Apple is holding its annual developer conference to inspire software developers to continue creating products for its ecosystem.
As CGTN’s Mark Niu reports, Apple unveiled some powerful products while emphasizing its commitment to keeping data safe.
Apple unveiled some powerful products while emphasizing its commitment to keeping data safe.
At Apple’s Worldwide Developers Conference, the tech giant unveiled what it calls its most powerful computer ever – the new MacPro.
Apple teams showed off how the high-end desktop computer can easily handle one thousand tracks of audio and three streams of 8K resolution video at the same time.
Power comes at a steep price — $6,000 for the base model.
And if you want to pair it with Apple’s new 6K Retina display — the Pro Display XDR – that’ll cost you $5,000 more.
“This is a very small segment of the market. It’s not going to drive a lot of revenue for Apple,” said Ray Wang, CEO of Constellation Research. “It’s a very small pro area. But it’s important because it shows that their technology and leadership will transfer into some of the other areas.”
The pricey, but powerful products come as Apple faces some declining public interest in its annual Worldwide Developers Conference. Google searches on WWDC actually peaked six to seven years ago. And now those searches numbers have dropped to levels comparable to before the iPhone even existed.
One area Apple continues to take the lead on is privacy.
The company introduced updates to its Apple Watch in OS 6, including apps that monitor your fitness trends and even fertility windows.
But Apple stressed it does not record or save your audio.
“We believe privacy is a fundamental human right and we engineer it into everything we do,” said Craig Federighi, Apple Sr. VP of Software Engineering”
The mobile operating system update – iOS 13 – features an option to use Face ID to sign into third-party apps without revealing personal information.
It even allows users to log in with a hidden email address. Apple creates a unique random address that forwards mail to your real address.
“We give each app a unique random address,” said Federighi. “This means you can disable any one of them at any time when you are tired of hearing from that app.”
“It doesn’t reveal your email, your name, it’s an encrypted relay network,” said Wang. “You also saw that in a lot of areas where it’s all about protecting your data.
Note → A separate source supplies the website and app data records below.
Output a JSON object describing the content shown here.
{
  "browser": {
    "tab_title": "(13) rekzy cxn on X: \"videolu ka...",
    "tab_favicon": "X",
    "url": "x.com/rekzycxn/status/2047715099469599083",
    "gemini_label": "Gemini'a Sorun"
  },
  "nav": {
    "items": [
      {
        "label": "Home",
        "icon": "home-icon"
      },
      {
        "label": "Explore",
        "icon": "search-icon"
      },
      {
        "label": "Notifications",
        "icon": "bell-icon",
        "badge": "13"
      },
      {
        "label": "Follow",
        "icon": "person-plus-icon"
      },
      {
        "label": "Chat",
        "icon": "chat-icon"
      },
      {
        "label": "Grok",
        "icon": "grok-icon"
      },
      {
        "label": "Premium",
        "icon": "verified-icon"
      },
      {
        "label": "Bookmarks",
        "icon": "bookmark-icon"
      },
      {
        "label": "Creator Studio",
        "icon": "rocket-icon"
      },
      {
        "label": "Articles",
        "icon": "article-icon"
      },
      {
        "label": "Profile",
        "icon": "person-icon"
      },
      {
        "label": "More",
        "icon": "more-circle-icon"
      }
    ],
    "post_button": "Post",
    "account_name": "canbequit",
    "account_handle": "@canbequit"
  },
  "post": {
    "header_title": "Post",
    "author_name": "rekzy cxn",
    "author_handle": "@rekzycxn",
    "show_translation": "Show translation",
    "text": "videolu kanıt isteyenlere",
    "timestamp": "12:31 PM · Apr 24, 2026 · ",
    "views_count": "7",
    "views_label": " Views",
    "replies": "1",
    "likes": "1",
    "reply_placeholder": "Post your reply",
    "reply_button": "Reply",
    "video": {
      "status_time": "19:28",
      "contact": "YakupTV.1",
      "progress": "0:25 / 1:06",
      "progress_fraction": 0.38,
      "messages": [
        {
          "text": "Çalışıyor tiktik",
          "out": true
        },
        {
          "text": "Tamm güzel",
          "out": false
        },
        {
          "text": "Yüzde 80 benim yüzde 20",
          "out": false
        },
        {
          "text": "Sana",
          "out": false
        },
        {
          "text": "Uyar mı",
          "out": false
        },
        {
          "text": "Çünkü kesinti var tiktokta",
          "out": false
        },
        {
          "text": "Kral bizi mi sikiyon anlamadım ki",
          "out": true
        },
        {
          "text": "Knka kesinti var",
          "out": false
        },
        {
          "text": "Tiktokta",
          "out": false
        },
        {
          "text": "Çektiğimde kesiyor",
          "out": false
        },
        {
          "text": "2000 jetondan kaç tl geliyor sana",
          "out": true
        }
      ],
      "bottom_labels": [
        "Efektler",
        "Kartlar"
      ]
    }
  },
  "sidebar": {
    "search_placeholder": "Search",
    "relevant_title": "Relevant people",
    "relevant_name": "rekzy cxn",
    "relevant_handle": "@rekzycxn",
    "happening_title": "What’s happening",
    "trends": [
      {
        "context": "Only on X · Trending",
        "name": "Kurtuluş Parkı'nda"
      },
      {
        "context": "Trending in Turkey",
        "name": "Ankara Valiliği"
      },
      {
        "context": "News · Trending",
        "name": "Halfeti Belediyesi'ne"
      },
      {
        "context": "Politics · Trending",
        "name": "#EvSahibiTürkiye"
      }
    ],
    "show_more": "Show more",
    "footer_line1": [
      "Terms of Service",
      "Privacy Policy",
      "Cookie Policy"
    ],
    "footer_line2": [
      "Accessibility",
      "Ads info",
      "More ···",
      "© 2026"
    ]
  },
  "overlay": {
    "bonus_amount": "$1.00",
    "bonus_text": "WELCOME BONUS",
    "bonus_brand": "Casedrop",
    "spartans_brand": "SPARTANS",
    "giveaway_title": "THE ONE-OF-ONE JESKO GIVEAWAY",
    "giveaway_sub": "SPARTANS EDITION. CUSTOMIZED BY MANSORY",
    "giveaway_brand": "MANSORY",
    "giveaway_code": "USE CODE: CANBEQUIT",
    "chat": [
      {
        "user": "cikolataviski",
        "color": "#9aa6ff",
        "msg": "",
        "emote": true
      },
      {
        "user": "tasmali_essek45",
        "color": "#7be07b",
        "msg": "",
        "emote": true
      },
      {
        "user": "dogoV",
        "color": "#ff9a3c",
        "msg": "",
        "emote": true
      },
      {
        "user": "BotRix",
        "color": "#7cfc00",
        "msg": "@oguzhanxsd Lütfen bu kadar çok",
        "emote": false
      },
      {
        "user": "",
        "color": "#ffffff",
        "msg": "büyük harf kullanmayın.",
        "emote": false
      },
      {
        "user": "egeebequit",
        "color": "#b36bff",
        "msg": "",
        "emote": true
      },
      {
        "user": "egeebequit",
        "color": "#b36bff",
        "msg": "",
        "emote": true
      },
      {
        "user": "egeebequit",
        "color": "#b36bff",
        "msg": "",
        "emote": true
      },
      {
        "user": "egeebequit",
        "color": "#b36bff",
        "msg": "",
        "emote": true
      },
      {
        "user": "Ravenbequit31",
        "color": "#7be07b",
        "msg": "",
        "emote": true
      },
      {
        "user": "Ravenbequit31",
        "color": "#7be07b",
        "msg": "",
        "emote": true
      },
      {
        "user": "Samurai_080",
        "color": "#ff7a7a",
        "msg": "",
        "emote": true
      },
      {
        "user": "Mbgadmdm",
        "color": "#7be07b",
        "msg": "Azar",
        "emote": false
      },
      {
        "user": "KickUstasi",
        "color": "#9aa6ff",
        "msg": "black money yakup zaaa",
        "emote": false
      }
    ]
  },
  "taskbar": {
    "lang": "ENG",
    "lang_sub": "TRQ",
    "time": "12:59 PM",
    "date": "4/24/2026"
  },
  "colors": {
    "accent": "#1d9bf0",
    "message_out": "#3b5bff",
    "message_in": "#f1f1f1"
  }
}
Even in maps, the data goes to yourself. Even in Siri, the data goes to yourself on the local device, not onto the network.”
Apple also revealed its long-standing iTunes has been broken up into three apps – Podcasts, TV, and Music.
And its new mobile operating system now offers the popular dark mode, which provides a trendy look, though claims of reducing eyestrain are still heavily debated.
Rich Tehrani discusses the latest launches out of Apple’s Worldwide Developers’ Conference
CGTN’s Rachelle Akuffo spoke to RIch Tehrani, Group editor-in-chief, TMC about Apple’s product and service announcements at its Worldwide Developers’ Conference.